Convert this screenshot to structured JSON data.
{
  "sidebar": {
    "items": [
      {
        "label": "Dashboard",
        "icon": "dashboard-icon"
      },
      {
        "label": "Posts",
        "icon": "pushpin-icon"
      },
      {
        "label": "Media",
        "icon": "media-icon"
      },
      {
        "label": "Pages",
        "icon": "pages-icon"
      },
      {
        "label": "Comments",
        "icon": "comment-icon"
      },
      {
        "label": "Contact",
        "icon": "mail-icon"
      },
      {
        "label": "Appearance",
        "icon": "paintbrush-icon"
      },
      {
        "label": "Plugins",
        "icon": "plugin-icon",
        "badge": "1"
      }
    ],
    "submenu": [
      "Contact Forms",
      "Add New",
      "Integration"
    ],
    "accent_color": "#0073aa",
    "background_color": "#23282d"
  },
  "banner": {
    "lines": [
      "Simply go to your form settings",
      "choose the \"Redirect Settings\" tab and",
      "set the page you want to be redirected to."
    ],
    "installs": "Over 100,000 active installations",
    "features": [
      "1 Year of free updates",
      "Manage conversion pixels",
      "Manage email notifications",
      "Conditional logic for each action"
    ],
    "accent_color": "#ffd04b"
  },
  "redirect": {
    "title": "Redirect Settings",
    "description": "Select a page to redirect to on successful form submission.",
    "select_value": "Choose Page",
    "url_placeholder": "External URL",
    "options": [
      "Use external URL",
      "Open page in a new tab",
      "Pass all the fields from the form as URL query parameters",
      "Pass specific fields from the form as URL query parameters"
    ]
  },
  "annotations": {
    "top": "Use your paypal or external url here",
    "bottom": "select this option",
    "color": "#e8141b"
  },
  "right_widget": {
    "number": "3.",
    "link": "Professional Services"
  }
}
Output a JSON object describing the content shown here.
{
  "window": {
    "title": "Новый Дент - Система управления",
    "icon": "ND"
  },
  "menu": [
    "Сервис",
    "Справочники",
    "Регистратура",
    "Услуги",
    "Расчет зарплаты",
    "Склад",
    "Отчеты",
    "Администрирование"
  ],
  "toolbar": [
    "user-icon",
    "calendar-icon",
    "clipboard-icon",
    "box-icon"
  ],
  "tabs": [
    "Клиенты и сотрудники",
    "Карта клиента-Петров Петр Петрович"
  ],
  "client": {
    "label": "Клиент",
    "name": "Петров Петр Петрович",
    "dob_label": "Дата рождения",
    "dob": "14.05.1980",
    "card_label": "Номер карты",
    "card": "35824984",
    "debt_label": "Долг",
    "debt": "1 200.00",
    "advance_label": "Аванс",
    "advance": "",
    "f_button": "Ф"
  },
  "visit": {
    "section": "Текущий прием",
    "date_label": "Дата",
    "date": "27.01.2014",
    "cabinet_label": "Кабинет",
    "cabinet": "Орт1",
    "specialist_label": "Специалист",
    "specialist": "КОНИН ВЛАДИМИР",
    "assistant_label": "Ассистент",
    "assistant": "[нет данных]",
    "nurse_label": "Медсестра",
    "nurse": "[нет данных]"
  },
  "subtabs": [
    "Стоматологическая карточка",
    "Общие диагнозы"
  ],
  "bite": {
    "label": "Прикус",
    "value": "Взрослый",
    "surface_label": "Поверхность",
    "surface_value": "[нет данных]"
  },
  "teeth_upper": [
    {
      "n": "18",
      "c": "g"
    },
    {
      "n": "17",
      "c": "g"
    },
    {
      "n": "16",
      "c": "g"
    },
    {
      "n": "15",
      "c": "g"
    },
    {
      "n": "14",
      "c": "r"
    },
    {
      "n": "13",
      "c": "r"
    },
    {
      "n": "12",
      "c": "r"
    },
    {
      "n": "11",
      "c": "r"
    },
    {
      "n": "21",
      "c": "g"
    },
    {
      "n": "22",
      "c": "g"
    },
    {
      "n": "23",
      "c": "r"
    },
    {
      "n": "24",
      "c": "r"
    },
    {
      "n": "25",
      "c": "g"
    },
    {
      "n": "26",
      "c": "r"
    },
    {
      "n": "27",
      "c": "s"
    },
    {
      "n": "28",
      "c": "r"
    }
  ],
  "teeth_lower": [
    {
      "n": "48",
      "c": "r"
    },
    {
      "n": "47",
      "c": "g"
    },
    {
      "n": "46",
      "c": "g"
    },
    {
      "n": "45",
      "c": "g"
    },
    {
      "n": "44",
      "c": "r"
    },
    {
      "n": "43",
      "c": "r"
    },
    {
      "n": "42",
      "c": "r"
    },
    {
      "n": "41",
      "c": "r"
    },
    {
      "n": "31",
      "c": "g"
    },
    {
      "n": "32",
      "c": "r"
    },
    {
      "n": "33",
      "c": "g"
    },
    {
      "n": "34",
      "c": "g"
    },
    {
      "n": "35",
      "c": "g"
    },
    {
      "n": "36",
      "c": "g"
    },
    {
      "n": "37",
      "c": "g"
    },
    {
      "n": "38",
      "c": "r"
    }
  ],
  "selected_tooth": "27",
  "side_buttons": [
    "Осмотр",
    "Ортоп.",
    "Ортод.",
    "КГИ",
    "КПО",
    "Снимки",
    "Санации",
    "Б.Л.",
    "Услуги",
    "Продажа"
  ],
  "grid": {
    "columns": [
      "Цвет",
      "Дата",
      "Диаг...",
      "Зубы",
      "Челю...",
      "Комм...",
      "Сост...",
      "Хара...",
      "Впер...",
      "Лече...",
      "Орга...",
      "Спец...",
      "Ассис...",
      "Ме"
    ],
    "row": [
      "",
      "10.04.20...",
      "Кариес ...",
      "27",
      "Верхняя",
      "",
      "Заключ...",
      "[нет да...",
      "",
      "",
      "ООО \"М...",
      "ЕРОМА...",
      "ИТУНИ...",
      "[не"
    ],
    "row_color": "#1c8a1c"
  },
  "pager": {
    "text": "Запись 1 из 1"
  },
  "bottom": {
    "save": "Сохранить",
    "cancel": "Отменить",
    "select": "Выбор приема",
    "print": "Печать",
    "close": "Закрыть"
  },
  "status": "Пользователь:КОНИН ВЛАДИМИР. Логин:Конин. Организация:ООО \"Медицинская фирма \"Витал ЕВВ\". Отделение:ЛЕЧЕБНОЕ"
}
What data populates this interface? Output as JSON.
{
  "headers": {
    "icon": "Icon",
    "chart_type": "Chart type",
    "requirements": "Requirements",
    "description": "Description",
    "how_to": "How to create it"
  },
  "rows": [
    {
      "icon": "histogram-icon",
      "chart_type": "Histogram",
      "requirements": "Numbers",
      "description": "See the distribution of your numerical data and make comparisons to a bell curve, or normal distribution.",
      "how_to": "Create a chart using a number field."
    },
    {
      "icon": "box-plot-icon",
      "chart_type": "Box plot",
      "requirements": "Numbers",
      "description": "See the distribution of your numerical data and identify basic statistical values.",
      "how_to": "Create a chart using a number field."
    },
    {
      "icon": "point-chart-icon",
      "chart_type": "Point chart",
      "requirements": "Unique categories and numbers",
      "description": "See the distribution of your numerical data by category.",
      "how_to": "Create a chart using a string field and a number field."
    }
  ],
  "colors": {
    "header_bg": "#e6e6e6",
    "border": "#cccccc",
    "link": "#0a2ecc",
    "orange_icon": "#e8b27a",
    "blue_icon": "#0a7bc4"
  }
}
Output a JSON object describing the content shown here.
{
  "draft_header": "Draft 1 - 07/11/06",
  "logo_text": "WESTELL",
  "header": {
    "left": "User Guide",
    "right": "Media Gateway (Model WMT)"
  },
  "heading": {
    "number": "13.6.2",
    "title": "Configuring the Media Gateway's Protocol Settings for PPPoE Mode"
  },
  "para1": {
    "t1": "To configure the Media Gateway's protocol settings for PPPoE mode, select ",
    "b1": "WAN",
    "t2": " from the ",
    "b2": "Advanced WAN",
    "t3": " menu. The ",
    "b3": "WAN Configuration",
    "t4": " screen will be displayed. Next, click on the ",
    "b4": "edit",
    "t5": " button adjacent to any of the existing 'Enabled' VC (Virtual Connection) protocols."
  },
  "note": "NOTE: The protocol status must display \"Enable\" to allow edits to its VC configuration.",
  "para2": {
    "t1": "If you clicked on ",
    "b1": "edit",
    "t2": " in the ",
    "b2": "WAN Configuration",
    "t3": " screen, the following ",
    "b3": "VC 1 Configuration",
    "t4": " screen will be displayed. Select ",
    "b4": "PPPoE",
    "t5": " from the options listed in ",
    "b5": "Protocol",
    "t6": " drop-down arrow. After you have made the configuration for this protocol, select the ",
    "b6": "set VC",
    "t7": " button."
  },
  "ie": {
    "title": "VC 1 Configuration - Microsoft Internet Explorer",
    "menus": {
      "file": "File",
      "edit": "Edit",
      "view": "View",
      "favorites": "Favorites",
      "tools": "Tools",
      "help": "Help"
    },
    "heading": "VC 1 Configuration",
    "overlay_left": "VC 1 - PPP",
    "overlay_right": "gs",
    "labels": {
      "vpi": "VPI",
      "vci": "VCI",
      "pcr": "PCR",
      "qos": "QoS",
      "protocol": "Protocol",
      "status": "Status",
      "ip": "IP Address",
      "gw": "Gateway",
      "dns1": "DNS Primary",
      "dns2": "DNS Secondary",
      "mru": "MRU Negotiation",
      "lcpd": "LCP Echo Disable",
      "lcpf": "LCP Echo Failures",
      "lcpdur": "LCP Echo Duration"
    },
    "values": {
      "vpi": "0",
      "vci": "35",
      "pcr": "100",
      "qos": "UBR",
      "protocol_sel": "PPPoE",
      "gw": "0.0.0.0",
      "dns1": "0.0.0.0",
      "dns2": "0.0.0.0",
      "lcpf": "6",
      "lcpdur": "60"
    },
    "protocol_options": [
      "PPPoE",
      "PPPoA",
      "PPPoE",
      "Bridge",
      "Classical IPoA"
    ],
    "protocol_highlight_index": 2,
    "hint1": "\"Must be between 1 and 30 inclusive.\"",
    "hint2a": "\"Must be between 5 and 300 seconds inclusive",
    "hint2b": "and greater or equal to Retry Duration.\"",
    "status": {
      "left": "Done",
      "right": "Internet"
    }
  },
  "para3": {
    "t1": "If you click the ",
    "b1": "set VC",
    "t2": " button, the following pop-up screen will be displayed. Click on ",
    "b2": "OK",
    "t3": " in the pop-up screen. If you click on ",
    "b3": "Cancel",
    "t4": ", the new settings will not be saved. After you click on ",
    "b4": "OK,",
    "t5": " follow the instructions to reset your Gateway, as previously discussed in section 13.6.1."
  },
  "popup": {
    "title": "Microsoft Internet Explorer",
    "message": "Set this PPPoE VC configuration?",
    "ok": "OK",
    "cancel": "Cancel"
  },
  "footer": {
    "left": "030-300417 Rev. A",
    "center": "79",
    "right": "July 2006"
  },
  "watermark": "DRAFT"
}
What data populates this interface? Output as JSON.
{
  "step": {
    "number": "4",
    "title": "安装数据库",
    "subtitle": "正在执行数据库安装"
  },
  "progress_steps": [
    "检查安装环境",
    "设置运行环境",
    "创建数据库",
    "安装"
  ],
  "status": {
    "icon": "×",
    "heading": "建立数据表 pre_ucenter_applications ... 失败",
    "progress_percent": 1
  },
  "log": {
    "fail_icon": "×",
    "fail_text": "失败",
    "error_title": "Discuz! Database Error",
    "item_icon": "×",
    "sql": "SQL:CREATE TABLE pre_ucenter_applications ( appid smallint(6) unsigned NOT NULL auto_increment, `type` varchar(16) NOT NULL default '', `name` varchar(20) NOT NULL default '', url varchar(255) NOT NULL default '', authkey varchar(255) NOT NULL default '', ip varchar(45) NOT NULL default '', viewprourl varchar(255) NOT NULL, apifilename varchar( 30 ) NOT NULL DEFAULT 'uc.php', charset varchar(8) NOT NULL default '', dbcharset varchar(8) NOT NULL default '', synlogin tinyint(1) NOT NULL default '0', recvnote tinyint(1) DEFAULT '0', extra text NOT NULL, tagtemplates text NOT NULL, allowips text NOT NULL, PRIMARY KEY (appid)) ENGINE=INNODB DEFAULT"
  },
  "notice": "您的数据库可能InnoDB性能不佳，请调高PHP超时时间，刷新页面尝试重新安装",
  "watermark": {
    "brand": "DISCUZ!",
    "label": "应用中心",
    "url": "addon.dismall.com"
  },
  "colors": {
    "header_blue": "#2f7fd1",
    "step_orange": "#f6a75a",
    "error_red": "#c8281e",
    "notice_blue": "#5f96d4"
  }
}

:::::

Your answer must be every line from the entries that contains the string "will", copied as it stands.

    "t4": " screen will be displayed. Next, click on the ",
    "t4": " screen will be displayed. Select ",
    "t2": " button, the following pop-up screen will be displayed. Click on ",
    "t4": ", the new settings will not be saved. After you click on ",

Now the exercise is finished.